Wet steam at the tail end of the rotor is very dangerous as it may lead to Water Hammer and severe erosion at the last stages of the turbine blades. In order to over-come this problem it is advisable to design the inlet steam parameters of steam turbine inlet in such way that super heated steam allow to enter at the turbine inlet and the turbine exhaust are designed to match the steam parameters close to saturated conditions. One of the major reasons for using the Super heated steam in steam turbine is appreciable improvement in the thermal efficiency of the cycle. Heat engine efficiency can be found by using either: Carnot Cycle efficiency: Ratio of temperature difference between inlet and outlet to inlet temperature. Rankine cycle efficiency: Ratio of heat energy at the turbine inlet & outlet to the total heat energy taken from the steam. 2. Example of calculating the Carnot Cycle and Rankine Cycle Efficiency Explained by Example: A Turbine is supplied with superheated steam at 96 bar at 490 Deg C. The exhaust is at 0.09 bar and at 12 % wetness. Temperature of saturated steam is : 43.7 Deg C Determine and Compare the Carnot Cycle and Rankine cycle. Procedure to determine the Carnot cycle efficiency : Turbine inlet temperature (T1) 490 + 273 = 763 Deg C Turbine Exhaust Temperature (T2) 43.7 + 273 = 316.7 Deg C Procedure to determine the Rankine cycle efficiency : Where, H1 in KJ/Kg Heat at turbine inlet at 96 bar and 490 Deg C = 3354.1 H2 in KJ/Kg Heat at turbine exhaust= Heat-in-steam + Heat-in-water = 0.88 x hfg + 0.12 x 183.3 = 0.88 x 2397.7 + 0.12 x 183.3 = 2131.97 Sensible heat in condensate corresponding to exhaust pressure of 0.09 bar in KJ/Kg = 183.3 3. Steam-Phase diagram is a graphical representation of data provided in the steam table. Steam-Phase diagram provides the relationship between enthalpy, temperature corresponding to various pressures. Liquid Enthalpy hf This is represented by line A-B on the phase-diagram. When the water starts receiving heat from 0o C, then it receives all its liquid entahlpy along the saturated water line A-B on the phase diagram Enthalpy of Saturated Steam (hfg ): Any further heat addition results in change in phase to saturated steam and is represented by (hfg ) on phase diagram i.e B - C Dryness Fraction (x): When heat is applied then the liquid start changing its phase from liquid to vapour and then the dryness fraction of the mixture starts increasing i.e moving towards unity.

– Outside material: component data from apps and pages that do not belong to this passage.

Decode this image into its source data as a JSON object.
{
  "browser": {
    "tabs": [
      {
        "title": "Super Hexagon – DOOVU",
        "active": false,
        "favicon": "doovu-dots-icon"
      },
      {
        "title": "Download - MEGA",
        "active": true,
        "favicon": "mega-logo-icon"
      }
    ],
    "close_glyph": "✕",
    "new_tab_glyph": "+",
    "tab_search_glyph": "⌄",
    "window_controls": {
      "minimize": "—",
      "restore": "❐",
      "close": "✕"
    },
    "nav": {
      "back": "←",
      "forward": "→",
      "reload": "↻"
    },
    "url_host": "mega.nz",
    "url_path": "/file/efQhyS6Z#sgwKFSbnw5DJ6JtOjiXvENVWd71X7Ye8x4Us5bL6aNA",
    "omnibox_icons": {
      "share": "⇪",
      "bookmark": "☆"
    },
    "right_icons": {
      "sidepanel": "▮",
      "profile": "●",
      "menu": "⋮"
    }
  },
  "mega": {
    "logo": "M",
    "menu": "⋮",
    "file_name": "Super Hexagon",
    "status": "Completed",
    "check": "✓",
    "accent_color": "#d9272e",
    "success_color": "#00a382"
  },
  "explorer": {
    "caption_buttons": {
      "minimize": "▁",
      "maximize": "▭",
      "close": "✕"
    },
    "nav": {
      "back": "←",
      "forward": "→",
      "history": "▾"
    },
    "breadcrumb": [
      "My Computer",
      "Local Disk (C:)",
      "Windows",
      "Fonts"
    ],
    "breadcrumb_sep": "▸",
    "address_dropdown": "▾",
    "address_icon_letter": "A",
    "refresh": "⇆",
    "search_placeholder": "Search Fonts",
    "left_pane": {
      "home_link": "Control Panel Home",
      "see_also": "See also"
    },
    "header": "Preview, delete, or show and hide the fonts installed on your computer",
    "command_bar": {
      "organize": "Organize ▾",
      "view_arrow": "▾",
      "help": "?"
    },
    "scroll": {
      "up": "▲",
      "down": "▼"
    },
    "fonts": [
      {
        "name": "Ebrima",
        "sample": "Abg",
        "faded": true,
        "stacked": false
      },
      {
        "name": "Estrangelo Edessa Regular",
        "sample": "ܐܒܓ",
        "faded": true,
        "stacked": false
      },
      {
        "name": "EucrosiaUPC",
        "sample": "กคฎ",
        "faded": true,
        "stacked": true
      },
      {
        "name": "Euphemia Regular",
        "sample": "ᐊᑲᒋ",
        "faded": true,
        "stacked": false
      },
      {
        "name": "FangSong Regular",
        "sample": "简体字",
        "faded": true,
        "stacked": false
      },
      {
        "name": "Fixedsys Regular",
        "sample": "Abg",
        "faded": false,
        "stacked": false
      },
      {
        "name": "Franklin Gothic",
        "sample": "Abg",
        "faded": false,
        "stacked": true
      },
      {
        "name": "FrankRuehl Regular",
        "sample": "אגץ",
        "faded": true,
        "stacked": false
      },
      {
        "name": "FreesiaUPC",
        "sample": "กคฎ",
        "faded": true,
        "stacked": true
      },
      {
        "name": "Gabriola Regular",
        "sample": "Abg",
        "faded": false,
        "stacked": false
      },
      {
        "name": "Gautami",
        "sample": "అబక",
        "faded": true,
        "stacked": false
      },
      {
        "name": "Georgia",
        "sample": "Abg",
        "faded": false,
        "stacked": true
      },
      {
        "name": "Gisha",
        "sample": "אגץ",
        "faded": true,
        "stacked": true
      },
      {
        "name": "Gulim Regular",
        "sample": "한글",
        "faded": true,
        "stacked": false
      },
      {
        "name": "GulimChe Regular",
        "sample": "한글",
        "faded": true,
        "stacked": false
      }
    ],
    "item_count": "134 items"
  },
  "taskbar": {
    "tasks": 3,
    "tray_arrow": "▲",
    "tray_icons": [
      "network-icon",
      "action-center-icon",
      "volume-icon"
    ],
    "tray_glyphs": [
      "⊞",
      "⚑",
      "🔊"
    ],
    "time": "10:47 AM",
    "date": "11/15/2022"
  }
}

In the phase diagram dryness fraction of the mixture is 0.5 at exactly mid of the line BC. Similarly at point c on the phase diagram dryness fraction value is 1. Line C-D Point c is in the saturated vapour line, any further heat addition results in increasing the steam temperature i.e beginning of steam superheating represented by line C - D Liquid Zone Region towards left side of the saturated liquid line Super heat zone Region towards right side of the saturated vapour line Two phase Zone Area between the saturated liquid and saturated vapour line is mixture liquid and vapour. Mixture with varied dryness fractions. Critical Point It is the Apex point where saturated liquid and saturated vapour lines meet. Enthalpy of evaporation diminishes to zero at critical point, it means that water changes directly to steam at critical point and thereafter. Maximum temperature which liquid can attain or exist is equivalent to critical point. Critical point Parameters Temperature 374.15 Deg C Pressure 221.2 bar Values above this are super-critical values and are useful in increasing the efficiency of the rankine cycle.